The distributors may well be correct in their commercial judgment about how films will travel, but Hollywood has persevered and sold us dross. Perhaps European distributors could be more adventurous?

(As of 3 August, I have been unable to confirm that Katyn has got a UK distributor, so the statement above should be ignored until further notice.)

Going domestic in East Asia

In the week that Pirates of the Caribbean opened to record business on 17,500 screens in 102 territories, it’s worth noting that it isn’t all going Hollywood’s way. In 2006, Japan and China joined India and South Korea as major territories in which the domestic film industry managed to achieve 50% of domestic box office. If you want to know what kinds of films these industries are producing, a good starting point is Leung Wing-Fai’s review of the 2007 Far East Film Festival in Udine, which we are honoured to present on the in the picture website. Fai wasn’t that impressed with what was on offer, but “telling it like it is” is part of her style. What’s clear is that these industries function much like other commercial industries and we need to keep track of the range of their ouputs.

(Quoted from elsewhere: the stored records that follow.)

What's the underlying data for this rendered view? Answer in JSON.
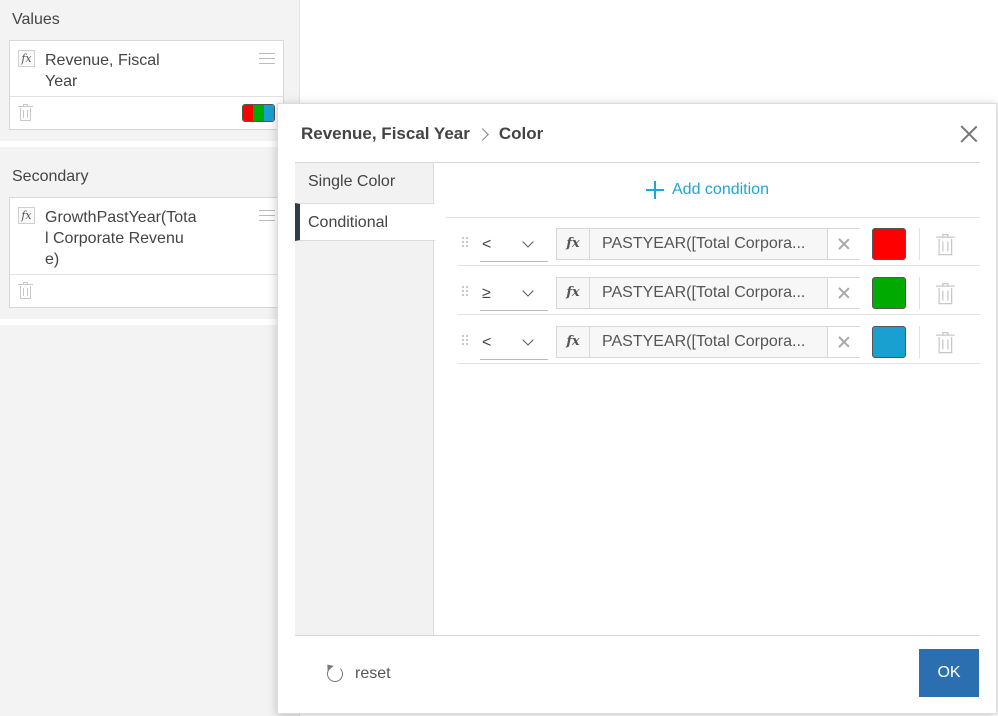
{
  "left_panel": {
    "values_section": {
      "title": "Values",
      "field_name": "Revenue, Fiscal Year",
      "fx_label": "fx",
      "color_swatch": [
        "#ff0000",
        "#00aa00",
        "#1a9fd1"
      ]
    },
    "secondary_section": {
      "title": "Secondary",
      "field_name": "GrowthPastYear(Total Corporate Revenue)",
      "fx_label": "fx"
    }
  },
  "dialog": {
    "breadcrumb": [
      "Revenue, Fiscal Year",
      "Color"
    ],
    "tabs": [
      {
        "label": "Single Color",
        "active": false
      },
      {
        "label": "Conditional",
        "active": true
      }
    ],
    "add_condition_label": "Add condition",
    "conditions": [
      {
        "operator": "<",
        "fx_label": "fx",
        "expression": "PASTYEAR([Total Corpora...",
        "color": "#ff0000"
      },
      {
        "operator": "≥",
        "fx_label": "fx",
        "expression": "PASTYEAR([Total Corpora...",
        "color": "#00aa00"
      },
      {
        "operator": "<",
        "fx_label": "fx",
        "expression": "PASTYEAR([Total Corpora...",
        "color": "#1a9fd1"
      }
    ],
    "reset_label": "reset",
    "ok_label": "OK"
  },
  "colors": {
    "accent": "#1ea7d6",
    "ok_button": "#2c6fb0",
    "active_tab_marker": "#2f3c4a"
  }
}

2007 looks like a good year for Hollywood, but it is increasingly looking towards East Asian markets — the Pirates franchise brought in Hong Kong superstar Chow Yun-fat for the latest instalment. The latest MPAA figures suggest that Hollywood’s share of the global market has been falling. Partly this is because some territories are growing fast (e.g. Russia) and partly because the difficulties of collecting box office figures in many territories have led to an underestimation of some national totals. In 2006, MPAA quotes a global market for cinema of $25.8 billion with US on $9.49 billion and East Asia on $6.32 billion (an increase of 15% over 2005-6).